- _What is needed_
Pull out every line from the listing that has the word "国足巅峰之战".

- _Task data_

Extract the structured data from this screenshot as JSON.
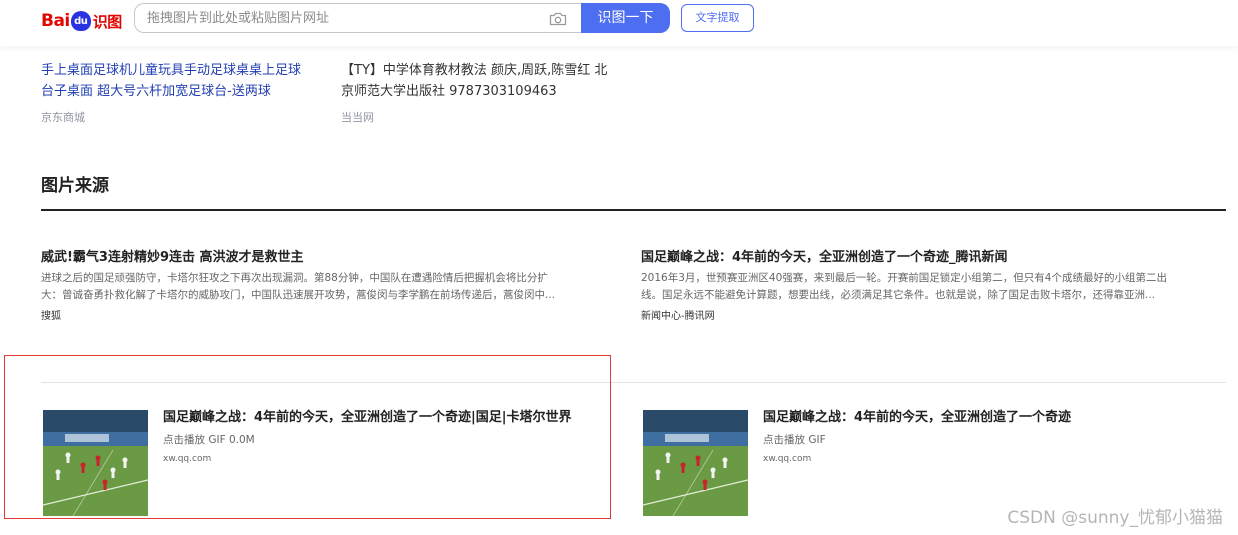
{
  "header": {
    "logo_bai": "Bai",
    "logo_du": "du",
    "logo_shitu": "识图",
    "search_placeholder": "拖拽图片到此处或粘贴图片网址",
    "search_button": "识图一下",
    "ocr_button": "文字提取"
  },
  "shopping": [
    {
      "title_line1": "手上桌面足球机儿童玩具手动足球桌桌上足球",
      "title_line2": "台子桌面 超大号六杆加宽足球台-送两球",
      "source": "京东商城"
    },
    {
      "title_line1": "【TY】中学体育教材教法 颜庆,周跃,陈雪红 北",
      "title_line2": "京师范大学出版社 9787303109463",
      "source": "当当网"
    }
  ],
  "section": {
    "title": "图片来源"
  },
  "text_results": [
    {
      "title": "威武!霸气3连射精妙9连击 高洪波才是救世主",
      "desc_line1": "进球之后的国足顽强防守，卡塔尔狂攻之下再次出现漏洞。第88分钟，中国队在遭遇险情后把握机会将比分扩",
      "desc_line2": "大：曾诚奋勇扑救化解了卡塔尔的威胁攻门，中国队迅速展开攻势，蒿俊闵与李学鹏在前场传递后，蒿俊闵中...",
      "source": "搜狐"
    },
    {
      "title": "国足巅峰之战：4年前的今天，全亚洲创造了一个奇迹_腾讯新闻",
      "desc_line1": "2016年3月，世预赛亚洲区40强赛，来到最后一轮。开赛前国足锁定小组第二，但只有4个成绩最好的小组第二出",
      "desc_line2": "线。国足永远不能避免计算题，想要出线，必须满足其它条件。也就是说，除了国足击败卡塔尔，还得靠亚洲...",
      "source": "新闻中心-腾讯网"
    }
  ],
  "image_results": [
    {
      "title": "国足巅峰之战：4年前的今天，全亚洲创造了一个奇迹|国足|卡塔尔世界",
      "meta": "点击播放 GIF 0.0M",
      "source": "xw.qq.com"
    },
    {
      "title": "国足巅峰之战：4年前的今天，全亚洲创造了一个奇迹",
      "meta": "点击播放 GIF",
      "source": "xw.qq.com"
    }
  ],
  "watermark": "CSDN @sunny_忧郁小猫猫",
  "colors": {
    "accent": "#4e6ef2",
    "logo_red": "#e10602",
    "link": "#2440b3",
    "highlight_frame": "#e23a3a"
  }
}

- _Written solution_
      "title": "国足巅峰之战：4年前的今天，全亚洲创造了一个奇迹_腾讯新闻",
      "title": "国足巅峰之战：4年前的今天，全亚洲创造了一个奇迹|国足|卡塔尔世界",
      "title": "国足巅峰之战：4年前的今天，全亚洲创造了一个奇迹",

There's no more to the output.